Each record beneath this line is to be copied exactly.

------ Records supplied ------

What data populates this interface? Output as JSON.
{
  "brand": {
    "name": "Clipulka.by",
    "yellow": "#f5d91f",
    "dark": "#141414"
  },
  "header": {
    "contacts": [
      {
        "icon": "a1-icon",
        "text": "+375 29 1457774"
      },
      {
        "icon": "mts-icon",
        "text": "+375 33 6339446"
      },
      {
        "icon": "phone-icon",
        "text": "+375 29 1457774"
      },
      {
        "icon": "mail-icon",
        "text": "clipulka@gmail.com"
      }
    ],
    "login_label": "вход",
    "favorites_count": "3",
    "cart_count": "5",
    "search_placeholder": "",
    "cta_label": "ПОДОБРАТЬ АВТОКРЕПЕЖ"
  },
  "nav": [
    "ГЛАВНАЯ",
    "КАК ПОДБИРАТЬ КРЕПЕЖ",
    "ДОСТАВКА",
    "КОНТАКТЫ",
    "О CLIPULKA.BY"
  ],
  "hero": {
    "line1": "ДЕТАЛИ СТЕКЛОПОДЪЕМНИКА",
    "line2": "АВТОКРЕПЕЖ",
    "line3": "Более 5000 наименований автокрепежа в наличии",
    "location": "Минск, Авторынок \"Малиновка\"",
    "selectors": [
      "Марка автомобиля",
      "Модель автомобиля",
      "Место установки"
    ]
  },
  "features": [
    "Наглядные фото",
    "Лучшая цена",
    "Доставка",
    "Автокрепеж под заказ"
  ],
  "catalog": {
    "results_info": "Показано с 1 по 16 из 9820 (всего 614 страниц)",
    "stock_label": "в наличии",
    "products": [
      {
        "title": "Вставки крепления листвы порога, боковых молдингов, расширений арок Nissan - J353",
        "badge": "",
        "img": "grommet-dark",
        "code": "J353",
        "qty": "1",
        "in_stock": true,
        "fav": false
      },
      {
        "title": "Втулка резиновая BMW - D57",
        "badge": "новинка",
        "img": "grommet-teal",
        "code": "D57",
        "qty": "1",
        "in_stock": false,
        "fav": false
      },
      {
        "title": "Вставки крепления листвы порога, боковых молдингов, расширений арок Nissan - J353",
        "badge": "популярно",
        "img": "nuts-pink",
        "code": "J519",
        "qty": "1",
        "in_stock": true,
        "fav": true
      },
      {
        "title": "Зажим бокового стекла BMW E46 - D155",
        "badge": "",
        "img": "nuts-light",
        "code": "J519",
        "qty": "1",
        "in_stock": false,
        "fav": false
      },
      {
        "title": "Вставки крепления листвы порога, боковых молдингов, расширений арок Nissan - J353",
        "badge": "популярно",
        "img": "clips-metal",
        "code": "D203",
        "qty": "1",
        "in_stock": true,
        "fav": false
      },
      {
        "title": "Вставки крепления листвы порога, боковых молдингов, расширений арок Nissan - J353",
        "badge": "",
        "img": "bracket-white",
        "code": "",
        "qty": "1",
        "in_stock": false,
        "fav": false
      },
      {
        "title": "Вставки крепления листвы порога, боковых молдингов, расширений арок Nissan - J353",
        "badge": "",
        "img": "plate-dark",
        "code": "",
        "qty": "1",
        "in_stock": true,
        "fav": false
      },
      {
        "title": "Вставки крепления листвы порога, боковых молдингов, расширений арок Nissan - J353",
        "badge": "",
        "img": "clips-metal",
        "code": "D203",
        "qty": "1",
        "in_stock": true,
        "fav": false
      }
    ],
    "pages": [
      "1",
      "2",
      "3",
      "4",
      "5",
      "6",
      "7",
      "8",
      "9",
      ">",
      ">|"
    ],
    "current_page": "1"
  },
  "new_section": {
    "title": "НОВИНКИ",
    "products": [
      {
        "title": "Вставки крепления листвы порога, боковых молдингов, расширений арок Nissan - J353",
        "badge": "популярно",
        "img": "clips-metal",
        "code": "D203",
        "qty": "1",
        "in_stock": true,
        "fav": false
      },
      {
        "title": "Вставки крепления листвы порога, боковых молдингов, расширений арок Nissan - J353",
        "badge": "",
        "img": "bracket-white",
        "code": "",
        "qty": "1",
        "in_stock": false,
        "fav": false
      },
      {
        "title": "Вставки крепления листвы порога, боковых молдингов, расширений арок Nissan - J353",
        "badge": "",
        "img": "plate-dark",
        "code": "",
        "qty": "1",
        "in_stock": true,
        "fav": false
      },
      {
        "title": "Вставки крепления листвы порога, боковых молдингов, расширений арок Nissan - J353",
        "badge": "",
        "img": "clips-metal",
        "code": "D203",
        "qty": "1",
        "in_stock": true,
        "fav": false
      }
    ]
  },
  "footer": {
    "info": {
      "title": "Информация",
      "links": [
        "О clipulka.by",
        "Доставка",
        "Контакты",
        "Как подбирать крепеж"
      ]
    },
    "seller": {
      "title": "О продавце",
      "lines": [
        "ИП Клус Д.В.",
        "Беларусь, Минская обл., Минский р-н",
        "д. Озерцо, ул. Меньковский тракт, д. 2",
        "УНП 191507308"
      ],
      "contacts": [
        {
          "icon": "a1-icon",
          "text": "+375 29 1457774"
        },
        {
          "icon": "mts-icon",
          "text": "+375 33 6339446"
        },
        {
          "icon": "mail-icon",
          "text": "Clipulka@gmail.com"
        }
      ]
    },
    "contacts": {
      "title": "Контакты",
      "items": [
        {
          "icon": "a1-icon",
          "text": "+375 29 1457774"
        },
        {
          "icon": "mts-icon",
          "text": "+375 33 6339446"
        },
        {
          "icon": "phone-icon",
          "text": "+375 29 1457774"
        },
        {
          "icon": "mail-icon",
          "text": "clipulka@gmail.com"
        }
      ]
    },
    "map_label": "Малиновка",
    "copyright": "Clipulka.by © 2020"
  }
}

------

__Result of this exercise__.
What data populates this interface? Output as JSON.
{
  "brand": {
    "name": "Clipulka.by",
    "yellow": "#f5d91f",
    "dark": "#141414"
  },
  "header": {
    "contacts": [
      {
        "icon": "a1-icon",
        "text": "+375 29 1457774"
      },
      {
        "icon": "mts-icon",
        "text": "+375 33 6339446"
      },
      {
        "icon": "phone-icon",
        "text": "+375 29 1457774"
      },
      {
        "icon": "mail-icon",
        "text": "clipulka@gmail.com"
      }
    ],
    "login_label": "вход",
    "favorites_count": "3",
    "cart_count": "5",
    "search_placeholder": "",
    "cta_label": "ПОДОБРАТЬ АВТОКРЕПЕЖ"
  },
  "nav": [
    "ГЛАВНАЯ",
    "КАК ПОДБИРАТЬ КРЕПЕЖ",
    "ДОСТАВКА",
    "КОНТАКТЫ",
    "О CLIPULKA.BY"
  ],
  "hero": {
    "line1": "ДЕТАЛИ СТЕКЛОПОДЪЕМНИКА",
    "line2": "АВТОКРЕПЕЖ",
    "line3": "Более 5000 наименований автокрепежа в наличии",
    "location": "Минск, Авторынок \"Малиновка\"",
    "selectors": [
      "Марка автомобиля",
      "Модель автомобиля",
      "Место установки"
    ]
  },
  "features": [
    "Наглядные фото",
    "Лучшая цена",
    "Доставка",
    "Автокрепеж под заказ"
  ],
  "catalog": {
    "results_info": "Показано с 1 по 16 из 9820 (всего 614 страниц)",
    "stock_label": "в наличии",
    "products": [
      {
        "title": "Вставки крепления листвы порога, боковых молдингов, расширений арок Nissan - J353",
        "badge": "",
        "img": "grommet-dark",
        "code": "J353",
        "qty": "1",
        "in_stock": true,
        "fav": false
      },
      {
        "title": "Втулка резиновая BMW - D57",
        "badge": "новинка",
        "img": "grommet-teal",
        "code": "D57",
        "qty": "1",
        "in_stock": false,
        "fav": false
      },
      {
        "title": "Вставки крепления листвы порога, боковых молдингов, расширений арок Nissan - J353",
        "badge": "популярно",
        "img": "nuts-pink",
        "code": "J519",
        "qty": "1",
        "in_stock": true,
        "fav": true
      },
      {
        "title": "Зажим бокового стекла BMW E46 - D155",
        "badge": "",
        "img": "nuts-light",
        "code": "J519",
        "qty": "1",
        "in_stock": false,
        "fav": false
      },
      {
        "title": "Вставки крепления листвы порога, боковых молдингов, расширений арок Nissan - J353",
        "badge": "популярно",
        "img": "clips-metal",
        "code": "D203",
        "qty": "1",
        "in_stock": true,
        "fav": false
      },
      {
        "title": "Вставки крепления листвы порога, боковых молдингов, расширений арок Nissan - J353",
        "badge": "",
        "img": "bracket-white",
        "code": "",
        "qty": "1",
        "in_stock": false,
        "fav": false
      },
      {
        "title": "Вставки крепления листвы порога, боковых молдингов, расширений арок Nissan - J353",
        "badge": "",
        "img": "plate-dark",
        "code": "",
        "qty": "1",
        "in_stock": true,
        "fav": false
      },
      {
        "title": "Вставки крепления листвы порога, боковых молдингов, расширений арок Nissan - J353",
        "badge": "",
        "img": "clips-metal",
        "code": "D203",
        "qty": "1",
        "in_stock": true,
        "fav": false
      }
    ],
    "pages": [
      "1",
      "2",
      "3",
      "4",
      "5",
      "6",
      "7",
      "8",
      "9",
      ">",
      ">|"
    ],
    "current_page": "1"
  },
  "new_section": {
    "title": "НОВИНКИ",
    "products": [
      {
        "title": "Вставки крепления листвы порога, боковых молдингов, расширений арок Nissan - J353",
        "badge": "популярно",
        "img": "clips-metal",
        "code": "D203",
        "qty": "1",
        "in_stock": true,
        "fav": false
      },
      {
        "title": "Вставки крепления листвы порога, боковых молдингов, расширений арок Nissan - J353",
        "badge": "",
        "img": "bracket-white",
        "code": "",
        "qty": "1",
        "in_stock": false,
        "fav": false
      },
      {
        "title": "Вставки крепления листвы порога, боковых молдингов, расширений арок Nissan - J353",
        "badge": "",
        "img": "plate-dark",
        "code": "",
        "qty": "1",
        "in_stock": true,
        "fav": false
      },
      {
        "title": "Вставки крепления листвы порога, боковых молдингов, расширений арок Nissan - J353",
        "badge": "",
        "img": "clips-metal",
        "code": "D203",
        "qty": "1",
        "in_stock": true,
        "fav": false
      }
    ]
  },
  "footer": {
    "info": {
      "title": "Информация",
      "links": [
        "О clipulka.by",
        "Доставка",
        "Контакты",
        "Как подбирать крепеж"
      ]
    },
    "seller": {
      "title": "О продавце",
      "lines": [
        "ИП Клус Д.В.",
        "Беларусь, Минская обл., Минский р-н",
        "д. Озерцо, ул. Меньковский тракт, д. 2",
        "УНП 191507308"
      ],
      "contacts": [
        {
          "icon": "a1-icon",
          "text": "+375 29 1457774"
        },
        {
          "icon": "mts-icon",
          "text": "+375 33 6339446"
        },
        {
          "icon": "mail-icon",
          "text": "Clipulka@gmail.com"
        }
      ]
    },
    "contacts": {
      "title": "Контакты",
      "items": [
        {
          "icon": "a1-icon",
          "text": "+375 29 1457774"
        },
        {
          "icon": "mts-icon",
          "text": "+375 33 6339446"
        },
        {
          "icon": "phone-icon",
          "text": "+375 29 1457774"
        },
        {
          "icon": "mail-icon",
          "text": "clipulka@gmail.com"
        }
      ]
    },
    "map_label": "Малиновка",
    "copyright": "Clipulka.by © 2020"
  }
}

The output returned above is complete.